**Task directions**. With all images omitted, write out the records word for word.

_ _ _ _ _ _ _

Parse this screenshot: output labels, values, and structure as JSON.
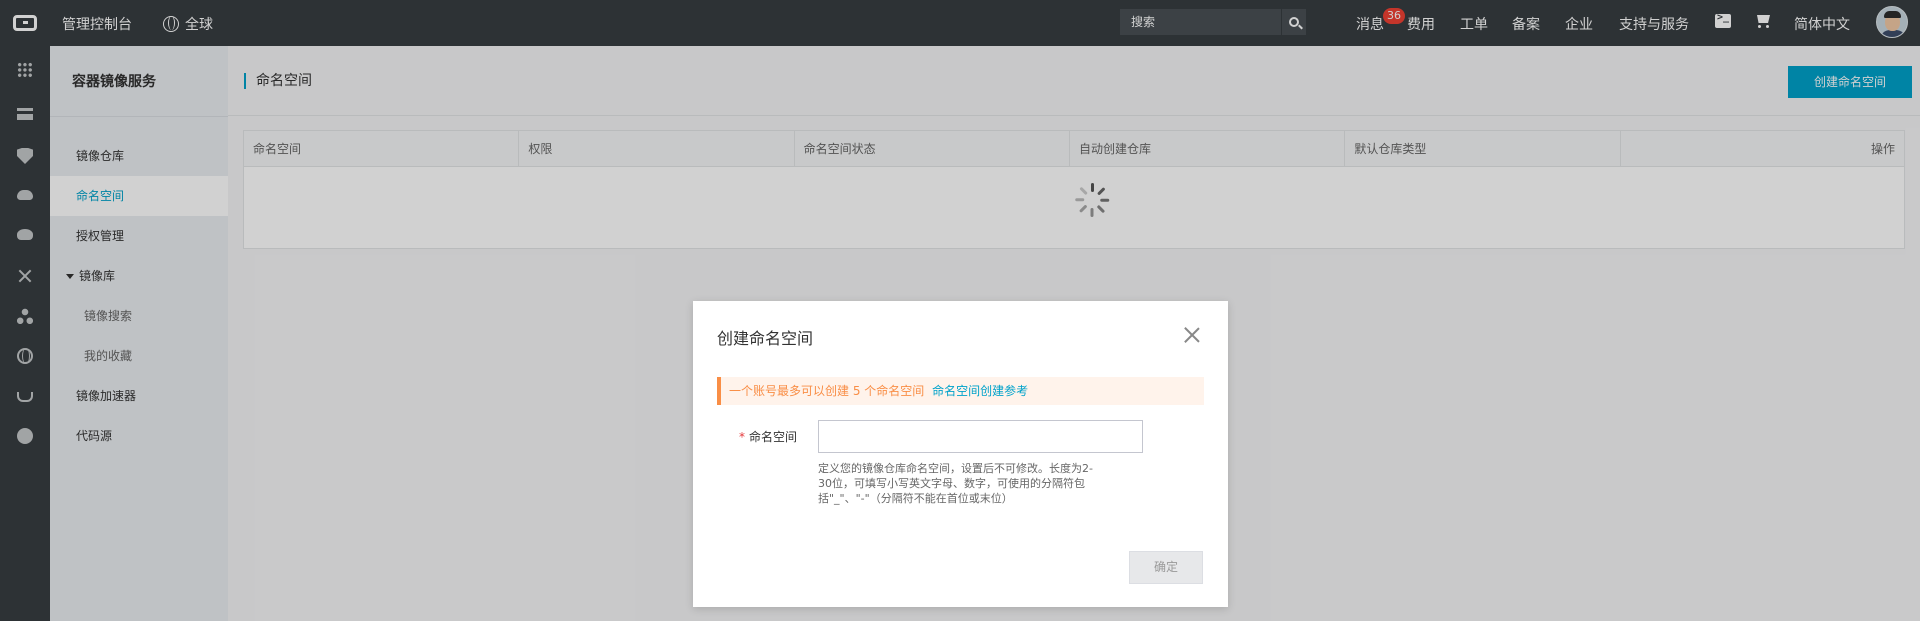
{
  "topbar": {
    "console_label": "管理控制台",
    "region_label": "全球",
    "search_placeholder": "搜索",
    "messages_label": "消息",
    "messages_badge": "36",
    "nav_items": [
      "费用",
      "工单",
      "备案",
      "企业",
      "支持与服务"
    ],
    "language_label": "简体中文"
  },
  "rail": {
    "icons": [
      "apps-grid-icon",
      "server-icon",
      "shield-icon",
      "cloud-icon",
      "cloud-upload-icon",
      "network-icon",
      "cluster-icon",
      "globe-icon",
      "cup-icon",
      "circle-icon"
    ]
  },
  "sidebar": {
    "title": "容器镜像服务",
    "items": [
      {
        "label": "镜像仓库"
      },
      {
        "label": "命名空间",
        "active": true
      },
      {
        "label": "授权管理"
      },
      {
        "label": "镜像库",
        "group": true
      },
      {
        "label": "镜像搜索",
        "sub": true
      },
      {
        "label": "我的收藏",
        "sub": true
      },
      {
        "label": "镜像加速器"
      },
      {
        "label": "代码源"
      }
    ]
  },
  "main": {
    "page_title": "命名空间",
    "create_button": "创建命名空间",
    "table_headers": [
      "命名空间",
      "权限",
      "命名空间状态",
      "自动创建仓库",
      "默认仓库类型",
      "操作"
    ]
  },
  "dialog": {
    "title": "创建命名空间",
    "notice_text": "一个账号最多可以创建 5 个命名空间",
    "notice_link": "命名空间创建参考",
    "field_label": "命名空间",
    "field_value": "",
    "help_text": "定义您的镜像仓库命名空间，设置后不可修改。长度为2-30位，可填写小写英文字母、数字，可使用的分隔符包括\"_\"、\"-\"（分隔符不能在首位或末位）",
    "confirm_button": "确定"
  },
  "colors": {
    "topbar_bg": "#373d41",
    "accent": "#00a2ca",
    "notice_orange": "#f98e46",
    "badge_red": "#f04134"
  }
}
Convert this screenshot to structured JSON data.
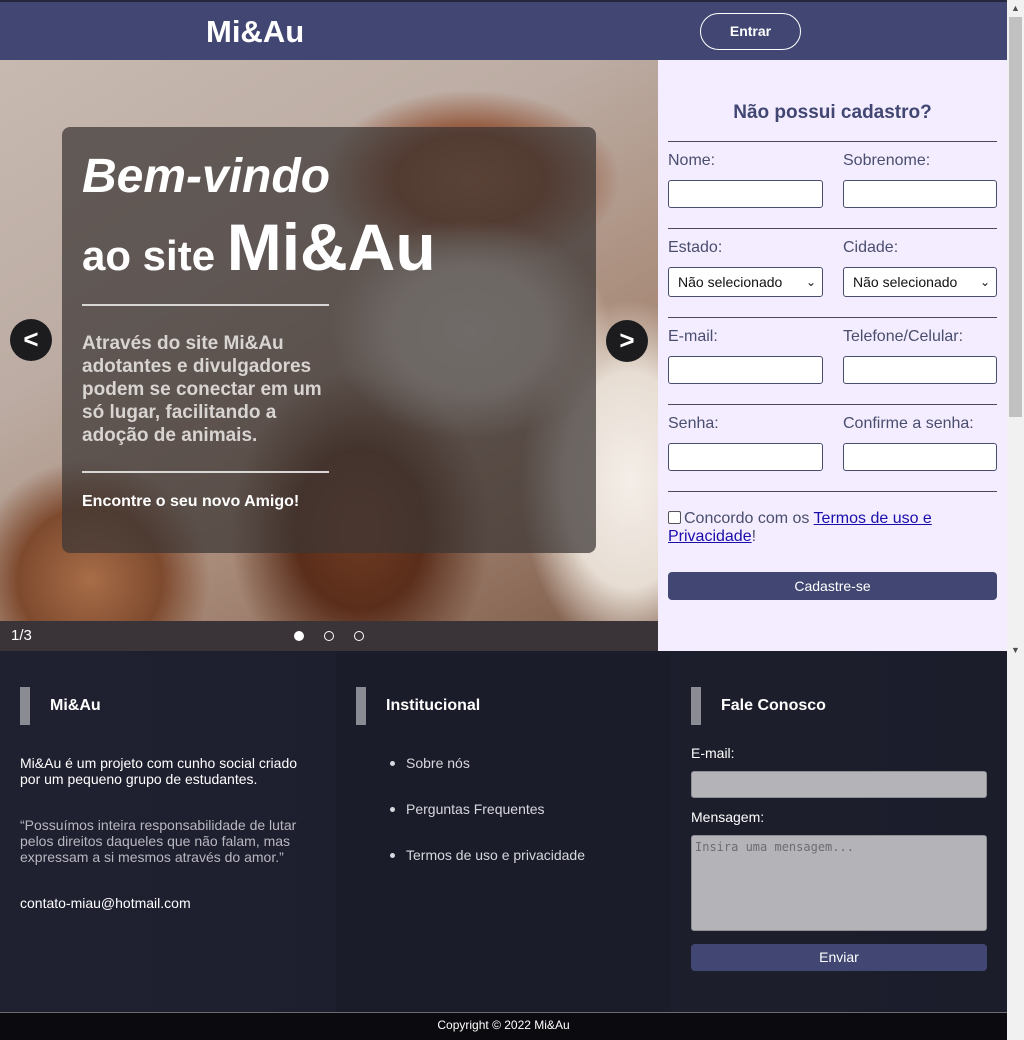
{
  "header": {
    "logo": "Mi&Au",
    "login_label": "Entrar"
  },
  "hero": {
    "title_line1": "Bem-vindo",
    "title_line2_prefix": "ao site",
    "title_line2_brand": "Mi&Au",
    "description": "Através do site Mi&Au adotantes e divulgadores podem se conectar em um só lugar, facilitando a adoção de animais.",
    "cta": "Encontre o seu novo Amigo!",
    "prev_label": "<",
    "next_label": ">",
    "counter": "1/3",
    "slide_index": 1,
    "slide_count": 3
  },
  "signup": {
    "title": "Não possui cadastro?",
    "first_name_label": "Nome:",
    "last_name_label": "Sobrenome:",
    "state_label": "Estado:",
    "state_value": "Não selecionado",
    "city_label": "Cidade:",
    "city_value": "Não selecionado",
    "email_label": "E-mail:",
    "phone_label": "Telefone/Celular:",
    "password_label": "Senha:",
    "confirm_label": "Confirme a senha:",
    "terms_prefix": "Concordo com os",
    "terms_link": "Termos de uso e Privacidade",
    "terms_suffix": "!",
    "submit_label": "Cadastre-se"
  },
  "footer": {
    "about": {
      "heading": "Mi&Au",
      "text": "Mi&Au é um projeto com cunho social criado por um pequeno grupo de estudantes.",
      "quote": "“Possuímos inteira responsabilidade de lutar pelos direitos daqueles que não falam, mas expressam a si mesmos através do amor.”",
      "email": "contato-miau@hotmail.com"
    },
    "institutional": {
      "heading": "Institucional",
      "links": [
        "Sobre nós",
        "Perguntas Frequentes",
        "Termos de uso e privacidade"
      ]
    },
    "contact": {
      "heading": "Fale Conosco",
      "email_label": "E-mail:",
      "message_label": "Mensagem:",
      "message_placeholder": "Insira uma mensagem...",
      "submit_label": "Enviar"
    }
  },
  "copyright": "Copyright © 2022 Mi&Au",
  "colors": {
    "brand": "#414772",
    "signup_bg": "#f3edff",
    "footer_bg": "#1f2030"
  }
}
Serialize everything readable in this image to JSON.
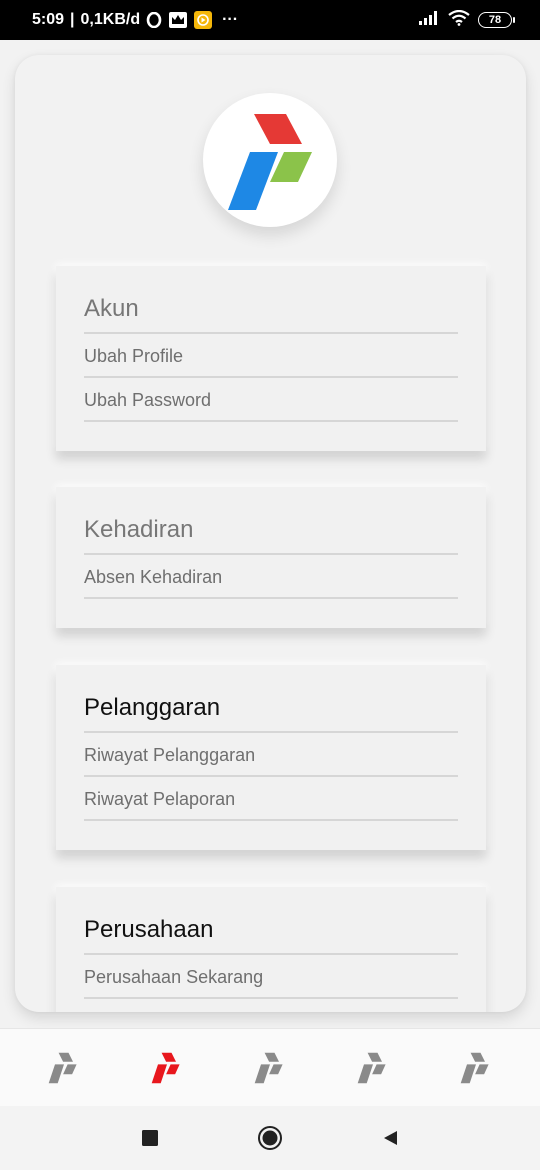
{
  "status_bar": {
    "time": "5:09",
    "separator": "|",
    "speed": "0,1KB/d",
    "battery": "78",
    "more": "···"
  },
  "colors": {
    "logo_red": "#e53935",
    "logo_green": "#8bc34a",
    "logo_blue": "#1e88e5",
    "nav_active": "#e8171d",
    "nav_inactive": "#8a8a8a"
  },
  "menu": {
    "account": {
      "title": "Akun",
      "items": [
        "Ubah Profile",
        "Ubah Password"
      ]
    },
    "attendance": {
      "title": "Kehadiran",
      "items": [
        "Absen Kehadiran"
      ]
    },
    "violation": {
      "title": "Pelanggaran",
      "items": [
        "Riwayat Pelanggaran",
        "Riwayat Pelaporan"
      ]
    },
    "company": {
      "title": "Perusahaan",
      "items": [
        "Perusahaan Sekarang"
      ]
    }
  },
  "bottom_nav": {
    "items": [
      {
        "icon": "pertamina-logo-icon",
        "active": false
      },
      {
        "icon": "pertamina-logo-icon",
        "active": true
      },
      {
        "icon": "pertamina-logo-icon",
        "active": false
      },
      {
        "icon": "pertamina-logo-icon",
        "active": false
      },
      {
        "icon": "pertamina-logo-icon",
        "active": false
      }
    ]
  },
  "system_nav": {
    "icons": [
      "recent-apps-icon",
      "home-icon",
      "back-icon"
    ]
  }
}
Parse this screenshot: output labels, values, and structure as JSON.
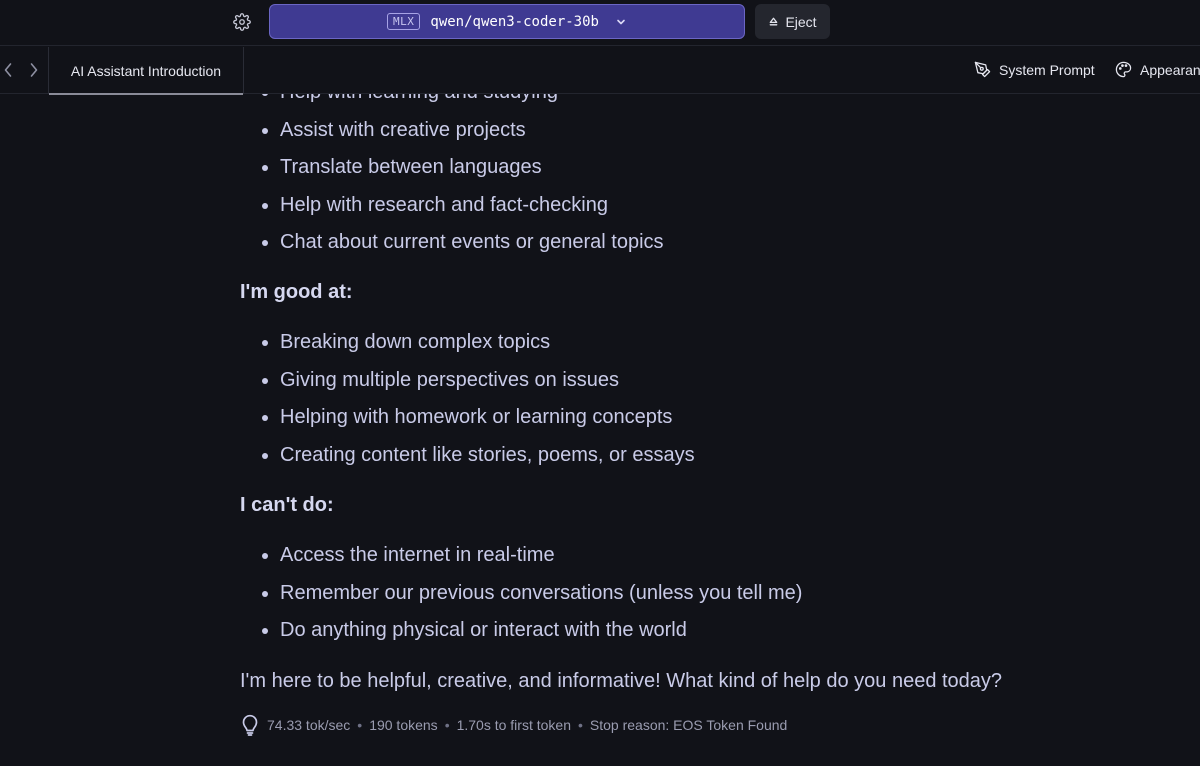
{
  "toolbar": {
    "settings_icon": "gear-icon",
    "model_badge": "MLX",
    "model_name": "qwen/qwen3-coder-30b",
    "eject_label": "Eject",
    "accent_color": "#3f3a92"
  },
  "tabbar": {
    "active_tab": "AI Assistant Introduction",
    "system_prompt_label": "System Prompt",
    "appearance_label": "Appearan"
  },
  "message": {
    "partial_top_item": "Help with learning and studying",
    "capabilities": [
      "Assist with creative projects",
      "Translate between languages",
      "Help with research and fact-checking",
      "Chat about current events or general topics"
    ],
    "good_at_heading": "I'm good at:",
    "good_at": [
      "Breaking down complex topics",
      "Giving multiple perspectives on issues",
      "Helping with homework or learning concepts",
      "Creating content like stories, poems, or essays"
    ],
    "cant_do_heading": "I can't do:",
    "cant_do": [
      "Access the internet in real-time",
      "Remember our previous conversations (unless you tell me)",
      "Do anything physical or interact with the world"
    ],
    "closing": "I'm here to be helpful, creative, and informative! What kind of help do you need today?"
  },
  "stats": {
    "speed": "74.33 tok/sec",
    "tokens": "190 tokens",
    "first_token": "1.70s to first token",
    "stop_reason": "Stop reason: EOS Token Found"
  }
}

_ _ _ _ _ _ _

**Result for this exercise**.
Parse this screenshot: output labels, values, and structure as JSON.
{
  "topbar": {
    "console_label": "管理控制台",
    "region_label": "全球",
    "search_placeholder": "搜索",
    "messages_label": "消息",
    "messages_badge": "36",
    "nav_items": [
      "费用",
      "工单",
      "备案",
      "企业",
      "支持与服务"
    ],
    "language_label": "简体中文"
  },
  "rail": {
    "icons": [
      "apps-grid-icon",
      "server-icon",
      "shield-icon",
      "cloud-icon",
      "cloud-upload-icon",
      "network-icon",
      "cluster-icon",
      "globe-icon",
      "cup-icon",
      "circle-icon"
    ]
  },
  "sidebar": {
    "title": "容器镜像服务",
    "items": [
      {
        "label": "镜像仓库"
      },
      {
        "label": "命名空间",
        "active": true
      },
      {
        "label": "授权管理"
      },
      {
        "label": "镜像库",
        "group": true
      },
      {
        "label": "镜像搜索",
        "sub": true
      },
      {
        "label": "我的收藏",
        "sub": true
      },
      {
        "label": "镜像加速器"
      },
      {
        "label": "代码源"
      }
    ]
  },
  "main": {
    "page_title": "命名空间",
    "create_button": "创建命名空间",
    "table_headers": [
      "命名空间",
      "权限",
      "命名空间状态",
      "自动创建仓库",
      "默认仓库类型",
      "操作"
    ]
  },
  "dialog": {
    "title": "创建命名空间",
    "notice_text": "一个账号最多可以创建 5 个命名空间",
    "notice_link": "命名空间创建参考",
    "field_label": "命名空间",
    "field_value": "",
    "help_text": "定义您的镜像仓库命名空间，设置后不可修改。长度为2-30位，可填写小写英文字母、数字，可使用的分隔符包括\"_\"、\"-\"（分隔符不能在首位或末位）",
    "confirm_button": "确定"
  },
  "colors": {
    "topbar_bg": "#373d41",
    "accent": "#00a2ca",
    "notice_orange": "#f98e46",
    "badge_red": "#f04134"
  }
}
Convert this screenshot to structured JSON data.
{
  "header": {
    "logo": "Mi&Au",
    "login_label": "Entrar"
  },
  "hero": {
    "title_line1": "Bem-vindo",
    "title_line2_prefix": "ao site",
    "title_line2_brand": "Mi&Au",
    "description": "Através do site Mi&Au adotantes e divulgadores podem se conectar em um só lugar, facilitando a adoção de animais.",
    "cta": "Encontre o seu novo Amigo!",
    "prev_label": "<",
    "next_label": ">",
    "counter": "1/3",
    "slide_index": 1,
    "slide_count": 3
  },
  "signup": {
    "title": "Não possui cadastro?",
    "first_name_label": "Nome:",
    "last_name_label": "Sobrenome:",
    "state_label": "Estado:",
    "state_value": "Não selecionado",
    "city_label": "Cidade:",
    "city_value": "Não selecionado",
    "email_label": "E-mail:",
    "phone_label": "Telefone/Celular:",
    "password_label": "Senha:",
    "confirm_label": "Confirme a senha:",
    "terms_prefix": "Concordo com os",
    "terms_link": "Termos de uso e Privacidade",
    "terms_suffix": "!",
    "submit_label": "Cadastre-se"
  },
  "footer": {
    "about": {
      "heading": "Mi&Au",
      "text": "Mi&Au é um projeto com cunho social criado por um pequeno grupo de estudantes.",
      "quote": "“Possuímos inteira responsabilidade de lutar pelos direitos daqueles que não falam, mas expressam a si mesmos através do amor.”",
      "email": "contato-miau@hotmail.com"
    },
    "institutional": {
      "heading": "Institucional",
      "links": [
        "Sobre nós",
        "Perguntas Frequentes",
        "Termos de uso e privacidade"
      ]
    },
    "contact": {
      "heading": "Fale Conosco",
      "email_label": "E-mail:",
      "message_label": "Mensagem:",
      "message_placeholder": "Insira uma mensagem...",
      "submit_label": "Enviar"
    }
  },
  "copyright": "Copyright © 2022 Mi&Au",
  "colors": {
    "brand": "#414772",
    "signup_bg": "#f3edff",
    "footer_bg": "#1f2030"
  }
}
Serialize everything readable in this image to JSON.
{
  "status_bar": {
    "time": "5:09",
    "separator": "|",
    "speed": "0,1KB/d",
    "battery": "78",
    "more": "···"
  },
  "colors": {
    "logo_red": "#e53935",
    "logo_green": "#8bc34a",
    "logo_blue": "#1e88e5",
    "nav_active": "#e8171d",
    "nav_inactive": "#8a8a8a"
  },
  "menu": {
    "account": {
      "title": "Akun",
      "items": [
        "Ubah Profile",
        "Ubah Password"
      ]
    },
    "attendance": {
      "title": "Kehadiran",
      "items": [
        "Absen Kehadiran"
      ]
    },
    "violation": {
      "title": "Pelanggaran",
      "items": [
        "Riwayat Pelanggaran",
        "Riwayat Pelaporan"
      ]
    },
    "company": {
      "title": "Perusahaan",
      "items": [
        "Perusahaan Sekarang"
      ]
    }
  },
  "bottom_nav": {
    "items": [
      {
        "icon": "pertamina-logo-icon",
        "active": false
      },
      {
        "icon": "pertamina-logo-icon",
        "active": true
      },
      {
        "icon": "pertamina-logo-icon",
        "active": false
      },
      {
        "icon": "pertamina-logo-icon",
        "active": false
      },
      {
        "icon": "pertamina-logo-icon",
        "active": false
      }
    ]
  },
  "system_nav": {
    "icons": [
      "recent-apps-icon",
      "home-icon",
      "back-icon"
    ]
  }
}
Parse this screenshot: output labels, values, and structure as JSON.
{
  "toolbar": {
    "settings_icon": "gear-icon",
    "model_badge": "MLX",
    "model_name": "qwen/qwen3-coder-30b",
    "eject_label": "Eject",
    "accent_color": "#3f3a92"
  },
  "tabbar": {
    "active_tab": "AI Assistant Introduction",
    "system_prompt_label": "System Prompt",
    "appearance_label": "Appearan"
  },
  "message": {
    "partial_top_item": "Help with learning and studying",
    "capabilities": [
      "Assist with creative projects",
      "Translate between languages",
      "Help with research and fact-checking",
      "Chat about current events or general topics"
    ],
    "good_at_heading": "I'm good at:",
    "good_at": [
      "Breaking down complex topics",
      "Giving multiple perspectives on issues",
      "Helping with homework or learning concepts",
      "Creating content like stories, poems, or essays"
    ],
    "cant_do_heading": "I can't do:",
    "cant_do": [
      "Access the internet in real-time",
      "Remember our previous conversations (unless you tell me)",
      "Do anything physical or interact with the world"
    ],
    "closing": "I'm here to be helpful, creative, and informative! What kind of help do you need today?"
  },
  "stats": {
    "speed": "74.33 tok/sec",
    "tokens": "190 tokens",
    "first_token": "1.70s to first token",
    "stop_reason": "Stop reason: EOS Token Found"
  }
}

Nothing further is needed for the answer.